  • Learning outside the classroom also fosters in-depth, real-life, hands-on learning in various different, stimulating, emotionally engaging learning environments – something we know from brain research to enhance memory, long-term learning and understanding of complexity. It enables meaningful learning, authenticity and the experience of self-efficacy. Learning in other, new environments also pushes pupils outside their comfort zones which is a key factor in learning.
  • One of the most surprising but also logical impacts of outdoor learning is that it has a clear positive effect on language competencies. Because pupils are not in a familiar, already ‘named’ environment (such as the classroom), they are forced to talk, to ask, to name new things, to describe stuff that happens, to learn new vocabulary to communicate effectively. It has also been shown that, while teachers talk on average 80% of the time when in the classroom, this ratio is reversed outside: it is pupils talking 80%.
  • And, last but not least, outside pupils and teachers are always on the move, particularly boys. This added movement has many obvious health benefits.

Now, the obvious question is: what are the factors that enable outdoor learning? What helps to make it happen? Again, the experiences in Denmark can support us in other countries to promote outdoor learning:

  • The support by headteachers and parents is crucial, particularly since very often financial support is also necessary. So it is very important to have well-documented, evidence based arguments to show the benefits of learning out in nature.
  • Peer-to-peer learning systems within schools and between schools seem to be the best way to train up competences amongst teachers to be confident with outdoor teaching. It enables experienced outdoor teachers to train newcomers ‘on the job’. An additional support can be generated by regional and national exchange events between schools.

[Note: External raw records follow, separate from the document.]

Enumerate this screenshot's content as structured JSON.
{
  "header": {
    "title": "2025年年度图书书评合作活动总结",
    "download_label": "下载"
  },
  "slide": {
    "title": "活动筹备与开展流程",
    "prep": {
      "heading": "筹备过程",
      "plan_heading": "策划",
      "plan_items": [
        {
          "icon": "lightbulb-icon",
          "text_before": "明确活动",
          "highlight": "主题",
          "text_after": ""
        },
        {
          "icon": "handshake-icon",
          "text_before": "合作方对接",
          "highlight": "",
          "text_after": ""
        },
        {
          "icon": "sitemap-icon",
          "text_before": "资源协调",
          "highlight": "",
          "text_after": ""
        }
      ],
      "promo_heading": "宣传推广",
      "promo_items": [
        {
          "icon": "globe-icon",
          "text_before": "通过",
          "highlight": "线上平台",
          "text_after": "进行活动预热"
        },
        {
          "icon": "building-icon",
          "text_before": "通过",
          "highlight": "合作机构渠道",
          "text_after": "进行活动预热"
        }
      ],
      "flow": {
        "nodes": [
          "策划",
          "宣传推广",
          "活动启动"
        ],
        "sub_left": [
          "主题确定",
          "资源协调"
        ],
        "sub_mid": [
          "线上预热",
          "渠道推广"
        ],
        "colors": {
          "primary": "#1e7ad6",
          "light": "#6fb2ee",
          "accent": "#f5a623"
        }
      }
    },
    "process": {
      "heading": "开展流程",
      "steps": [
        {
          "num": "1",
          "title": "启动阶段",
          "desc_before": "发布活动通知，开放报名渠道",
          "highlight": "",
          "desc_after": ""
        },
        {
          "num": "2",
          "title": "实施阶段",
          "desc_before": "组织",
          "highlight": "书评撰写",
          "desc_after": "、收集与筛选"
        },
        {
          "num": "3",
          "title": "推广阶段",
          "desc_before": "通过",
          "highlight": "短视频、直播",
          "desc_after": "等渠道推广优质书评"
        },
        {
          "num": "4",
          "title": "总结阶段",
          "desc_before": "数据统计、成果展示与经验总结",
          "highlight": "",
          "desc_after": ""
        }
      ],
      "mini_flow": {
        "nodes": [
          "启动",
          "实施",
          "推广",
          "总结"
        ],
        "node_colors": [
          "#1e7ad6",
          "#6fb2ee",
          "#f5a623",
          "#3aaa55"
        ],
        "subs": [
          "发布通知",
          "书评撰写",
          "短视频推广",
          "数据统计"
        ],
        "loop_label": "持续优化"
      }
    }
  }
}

  • Trained forest pedagogues or outdoor teachers can act as consultants and coaches, helping schools on the way to practice more outdoor teaching.
  • Teaching materials and websites with ready-to-use examples of how to teach any subject outdoors is very welcomed by teachers.

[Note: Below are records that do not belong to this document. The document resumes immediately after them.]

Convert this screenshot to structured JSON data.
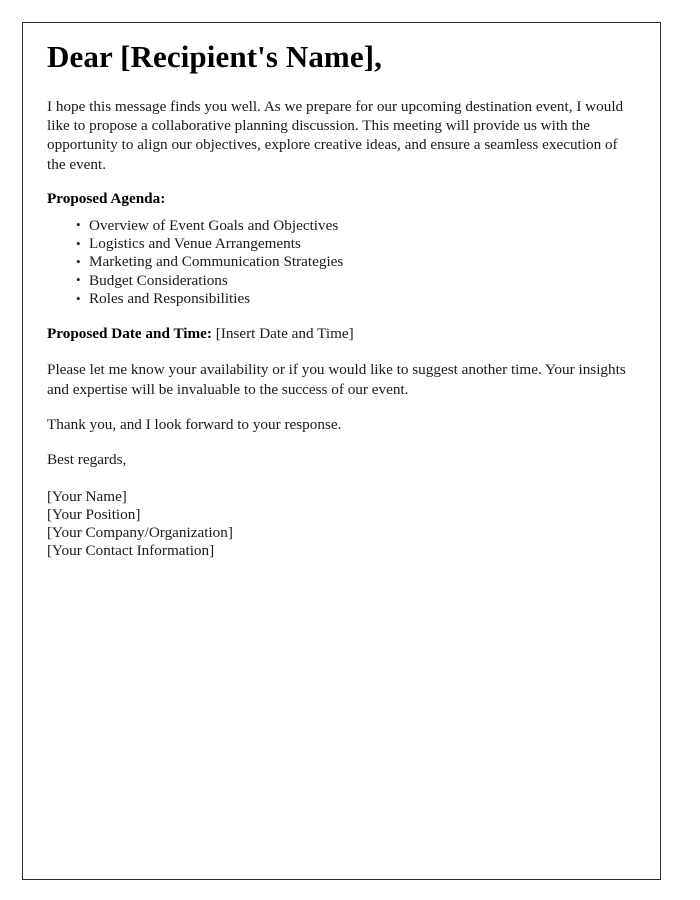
{
  "document": {
    "heading": "Dear [Recipient's Name],",
    "intro_paragraph": "I hope this message finds you well. As we prepare for our upcoming destination event, I would like to propose a collaborative planning discussion. This meeting will provide us with the opportunity to align our objectives, explore creative ideas, and ensure a seamless execution of the event.",
    "agenda": {
      "label": "Proposed Agenda:",
      "items": [
        "Overview of Event Goals and Objectives",
        "Logistics and Venue Arrangements",
        "Marketing and Communication Strategies",
        "Budget Considerations",
        "Roles and Responsibilities"
      ]
    },
    "datetime": {
      "label": "Proposed Date and Time:",
      "value": "[Insert Date and Time]"
    },
    "availability_paragraph": "Please let me know your availability or if you would like to suggest another time. Your insights and expertise will be invaluable to the success of our event.",
    "thanks_paragraph": "Thank you, and I look forward to your response.",
    "signoff": "Best regards,",
    "signature": [
      "[Your Name]",
      "[Your Position]",
      "[Your Company/Organization]",
      "[Your Contact Information]"
    ]
  }
}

  • Integrating learning out in nature into the schools’ programmes of reflecting on quality education helps to push the entire school towards a more cooperative approach, where team teaching, mutual learning amongst teachers and a shared understanding of pedagogical aims becomes possible.

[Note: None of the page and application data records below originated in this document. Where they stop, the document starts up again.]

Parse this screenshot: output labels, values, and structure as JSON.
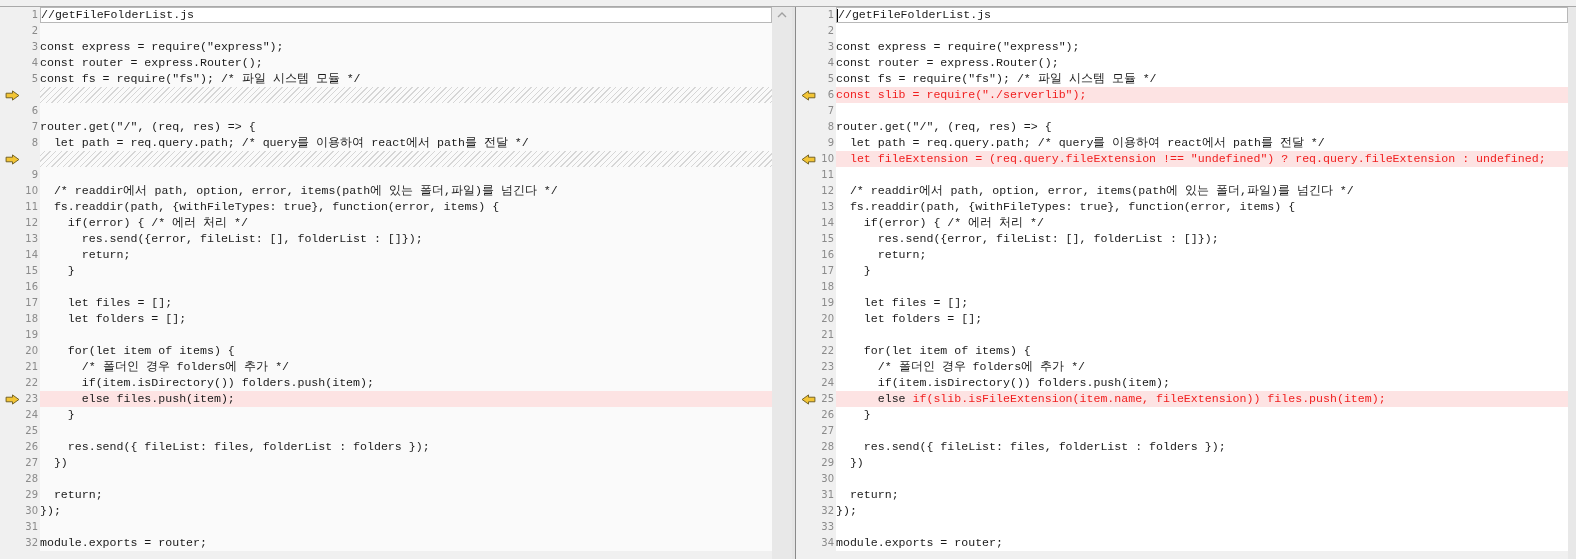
{
  "panes": [
    {
      "rows": [
        {
          "kind": "line",
          "number": "1",
          "text": "//getFileFolderList.js",
          "highlighted": false,
          "current": true,
          "arrow": false
        },
        {
          "kind": "line",
          "number": "2",
          "highlighted": false,
          "current": false,
          "arrow": false
        },
        {
          "kind": "line",
          "number": "3",
          "text": "const express = require(\"express\");",
          "highlighted": false,
          "current": false,
          "arrow": false
        },
        {
          "kind": "line",
          "number": "4",
          "text": "const router = express.Router();",
          "highlighted": false,
          "current": false,
          "arrow": false
        },
        {
          "kind": "line",
          "number": "5",
          "text": "const fs = require(\"fs\"); /* 파일 시스템 모듈 */",
          "highlighted": false,
          "current": false,
          "arrow": false
        },
        {
          "kind": "gap",
          "arrow": true
        },
        {
          "kind": "line",
          "number": "6",
          "highlighted": false,
          "current": false,
          "arrow": false
        },
        {
          "kind": "line",
          "number": "7",
          "text": "router.get(\"/\", (req, res) => {",
          "highlighted": false,
          "current": false,
          "arrow": false
        },
        {
          "kind": "line",
          "number": "8",
          "text": "  let path = req.query.path; /* query를 이용하여 react에서 path를 전달 */",
          "highlighted": false,
          "current": false,
          "arrow": false
        },
        {
          "kind": "gap",
          "arrow": true
        },
        {
          "kind": "line",
          "number": "9",
          "highlighted": false,
          "current": false,
          "arrow": false
        },
        {
          "kind": "line",
          "number": "10",
          "text": "  /* readdir에서 path, option, error, items(path에 있는 폴더,파일)를 넘긴다 */",
          "highlighted": false,
          "current": false,
          "arrow": false
        },
        {
          "kind": "line",
          "number": "11",
          "text": "  fs.readdir(path, {withFileTypes: true}, function(error, items) {",
          "highlighted": false,
          "current": false,
          "arrow": false
        },
        {
          "kind": "line",
          "number": "12",
          "text": "    if(error) { /* 에러 처리 */",
          "highlighted": false,
          "current": false,
          "arrow": false
        },
        {
          "kind": "line",
          "number": "13",
          "text": "      res.send({error, fileList: [], folderList : []});",
          "highlighted": false,
          "current": false,
          "arrow": false
        },
        {
          "kind": "line",
          "number": "14",
          "text": "      return;",
          "highlighted": false,
          "current": false,
          "arrow": false
        },
        {
          "kind": "line",
          "number": "15",
          "text": "    }",
          "highlighted": false,
          "current": false,
          "arrow": false
        },
        {
          "kind": "line",
          "number": "16",
          "highlighted": false,
          "current": false,
          "arrow": false
        },
        {
          "kind": "line",
          "number": "17",
          "text": "    let files = [];",
          "highlighted": false,
          "current": false,
          "arrow": false
        },
        {
          "kind": "line",
          "number": "18",
          "text": "    let folders = [];",
          "highlighted": false,
          "current": false,
          "arrow": false
        },
        {
          "kind": "line",
          "number": "19",
          "highlighted": false,
          "current": false,
          "arrow": false
        },
        {
          "kind": "line",
          "number": "20",
          "text": "    for(let item of items) {",
          "highlighted": false,
          "current": false,
          "arrow": false
        },
        {
          "kind": "line",
          "number": "21",
          "text": "      /* 폴더인 경우 folders에 추가 */",
          "highlighted": false,
          "current": false,
          "arrow": false
        },
        {
          "kind": "line",
          "number": "22",
          "text": "      if(item.isDirectory()) folders.push(item);",
          "highlighted": false,
          "current": false,
          "arrow": false
        },
        {
          "kind": "line",
          "number": "23",
          "text": "      else files.push(item);",
          "highlighted": true,
          "current": false,
          "arrow": true
        },
        {
          "kind": "line",
          "number": "24",
          "text": "    }",
          "highlighted": false,
          "current": false,
          "arrow": false
        },
        {
          "kind": "line",
          "number": "25",
          "highlighted": false,
          "current": false,
          "arrow": false
        },
        {
          "kind": "line",
          "number": "26",
          "text": "    res.send({ fileList: files, folderList : folders });",
          "highlighted": false,
          "current": false,
          "arrow": false
        },
        {
          "kind": "line",
          "number": "27",
          "text": "  })",
          "highlighted": false,
          "current": false,
          "arrow": false
        },
        {
          "kind": "line",
          "number": "28",
          "highlighted": false,
          "current": false,
          "arrow": false
        },
        {
          "kind": "line",
          "number": "29",
          "text": "  return;",
          "highlighted": false,
          "current": false,
          "arrow": false
        },
        {
          "kind": "line",
          "number": "30",
          "text": "});",
          "highlighted": false,
          "current": false,
          "arrow": false
        },
        {
          "kind": "line",
          "number": "31",
          "highlighted": false,
          "current": false,
          "arrow": false
        },
        {
          "kind": "line",
          "number": "32",
          "text": "module.exports = router;",
          "highlighted": false,
          "current": false,
          "arrow": false
        }
      ]
    },
    {
      "rows": [
        {
          "kind": "line",
          "number": "1",
          "text": "//getFileFolderList.js",
          "highlighted": false,
          "current": true,
          "arrow": false
        },
        {
          "kind": "line",
          "number": "2",
          "highlighted": false,
          "current": false,
          "arrow": false
        },
        {
          "kind": "line",
          "number": "3",
          "text": "const express = require(\"express\");",
          "highlighted": false,
          "current": false,
          "arrow": false
        },
        {
          "kind": "line",
          "number": "4",
          "text": "const router = express.Router();",
          "highlighted": false,
          "current": false,
          "arrow": false
        },
        {
          "kind": "line",
          "number": "5",
          "text": "const fs = require(\"fs\"); /* 파일 시스템 모듈 */",
          "highlighted": false,
          "current": false,
          "arrow": false
        },
        {
          "kind": "line",
          "number": "6",
          "changed_text": "const slib = require(\"./serverlib\");",
          "highlighted": true,
          "current": false,
          "arrow": true
        },
        {
          "kind": "line",
          "number": "7",
          "highlighted": false,
          "current": false,
          "arrow": false
        },
        {
          "kind": "line",
          "number": "8",
          "text": "router.get(\"/\", (req, res) => {",
          "highlighted": false,
          "current": false,
          "arrow": false
        },
        {
          "kind": "line",
          "number": "9",
          "text": "  let path = req.query.path; /* query를 이용하여 react에서 path를 전달 */",
          "highlighted": false,
          "current": false,
          "arrow": false
        },
        {
          "kind": "line",
          "number": "10",
          "text": "  ",
          "changed_text": "let fileExtension = (req.query.fileExtension !== \"undefined\") ? req.query.fileExtension : undefined;",
          "highlighted": true,
          "current": false,
          "arrow": true
        },
        {
          "kind": "line",
          "number": "11",
          "highlighted": false,
          "current": false,
          "arrow": false
        },
        {
          "kind": "line",
          "number": "12",
          "text": "  /* readdir에서 path, option, error, items(path에 있는 폴더,파일)를 넘긴다 */",
          "highlighted": false,
          "current": false,
          "arrow": false
        },
        {
          "kind": "line",
          "number": "13",
          "text": "  fs.readdir(path, {withFileTypes: true}, function(error, items) {",
          "highlighted": false,
          "current": false,
          "arrow": false
        },
        {
          "kind": "line",
          "number": "14",
          "text": "    if(error) { /* 에러 처리 */",
          "highlighted": false,
          "current": false,
          "arrow": false
        },
        {
          "kind": "line",
          "number": "15",
          "text": "      res.send({error, fileList: [], folderList : []});",
          "highlighted": false,
          "current": false,
          "arrow": false
        },
        {
          "kind": "line",
          "number": "16",
          "text": "      return;",
          "highlighted": false,
          "current": false,
          "arrow": false
        },
        {
          "kind": "line",
          "number": "17",
          "text": "    }",
          "highlighted": false,
          "current": false,
          "arrow": false
        },
        {
          "kind": "line",
          "number": "18",
          "highlighted": false,
          "current": false,
          "arrow": false
        },
        {
          "kind": "line",
          "number": "19",
          "text": "    let files = [];",
          "highlighted": false,
          "current": false,
          "arrow": false
        },
        {
          "kind": "line",
          "number": "20",
          "text": "    let folders = [];",
          "highlighted": false,
          "current": false,
          "arrow": false
        },
        {
          "kind": "line",
          "number": "21",
          "highlighted": false,
          "current": false,
          "arrow": false
        },
        {
          "kind": "line",
          "number": "22",
          "text": "    for(let item of items) {",
          "highlighted": false,
          "current": false,
          "arrow": false
        },
        {
          "kind": "line",
          "number": "23",
          "text": "      /* 폴더인 경우 folders에 추가 */",
          "highlighted": false,
          "current": false,
          "arrow": false
        },
        {
          "kind": "line",
          "number": "24",
          "text": "      if(item.isDirectory()) folders.push(item);",
          "highlighted": false,
          "current": false,
          "arrow": false
        },
        {
          "kind": "line",
          "number": "25",
          "text": "      else ",
          "changed_text": "if(slib.isFileExtension(item.name, fileExtension)) files.push(item);",
          "highlighted": true,
          "current": false,
          "arrow": true
        },
        {
          "kind": "line",
          "number": "26",
          "text": "    }",
          "highlighted": false,
          "current": false,
          "arrow": false
        },
        {
          "kind": "line",
          "number": "27",
          "highlighted": false,
          "current": false,
          "arrow": false
        },
        {
          "kind": "line",
          "number": "28",
          "text": "    res.send({ fileList: files, folderList : folders });",
          "highlighted": false,
          "current": false,
          "arrow": false
        },
        {
          "kind": "line",
          "number": "29",
          "text": "  })",
          "highlighted": false,
          "current": false,
          "arrow": false
        },
        {
          "kind": "line",
          "number": "30",
          "highlighted": false,
          "current": false,
          "arrow": false
        },
        {
          "kind": "line",
          "number": "31",
          "text": "  return;",
          "highlighted": false,
          "current": false,
          "arrow": false
        },
        {
          "kind": "line",
          "number": "32",
          "text": "});",
          "highlighted": false,
          "current": false,
          "arrow": false
        },
        {
          "kind": "line",
          "number": "33",
          "highlighted": false,
          "current": false,
          "arrow": false
        },
        {
          "kind": "line",
          "number": "34",
          "text": "module.exports = router;",
          "highlighted": false,
          "current": false,
          "arrow": false
        }
      ]
    }
  ]
}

  • Integrating learning outdoors into pre- and in-service teacher training is fundamental to long-term success.

What is the upshot of all this for forest pedagogy? For SILVIVA, it suddenly became obvious to us that the methods and approaches used in forest pedagogy are a fundamental and crucial part of ensuring that Goal 4 of the United Nations’ Sustainable Development Goals, namely to “ensure inclusive and quality education for all and promote lifelong learning” is reached (http://www.un.org/sustainabledevelopment/education/). Learning outside the classroom, in nature, in businesses, in museums or sports clubs, in other words in real-life complex realities is the best option we have to make teachers and pupils fit for the challenges of the 21st century. Or, put differently: Learning in and with nature is a very effective and powerful part of education for sustainable development. And, by the way, this is not just a SILVIVA fad: in the recently published “Warning to Humanity: A Second Notice”, signed by more than 15’000 scientists worldwide, people everywhere are urged to take effective measures to save the biosphere as our life-support system on which we all depend. As one of 12 effective measures they advocate „(i) increasing outdoor nature education for children, as well as the overall engagement of society in the appreciation of nature“ (https://academic.oup.com/bioscience/advance-article/doi/10.1093/biosci/bix125/4605229).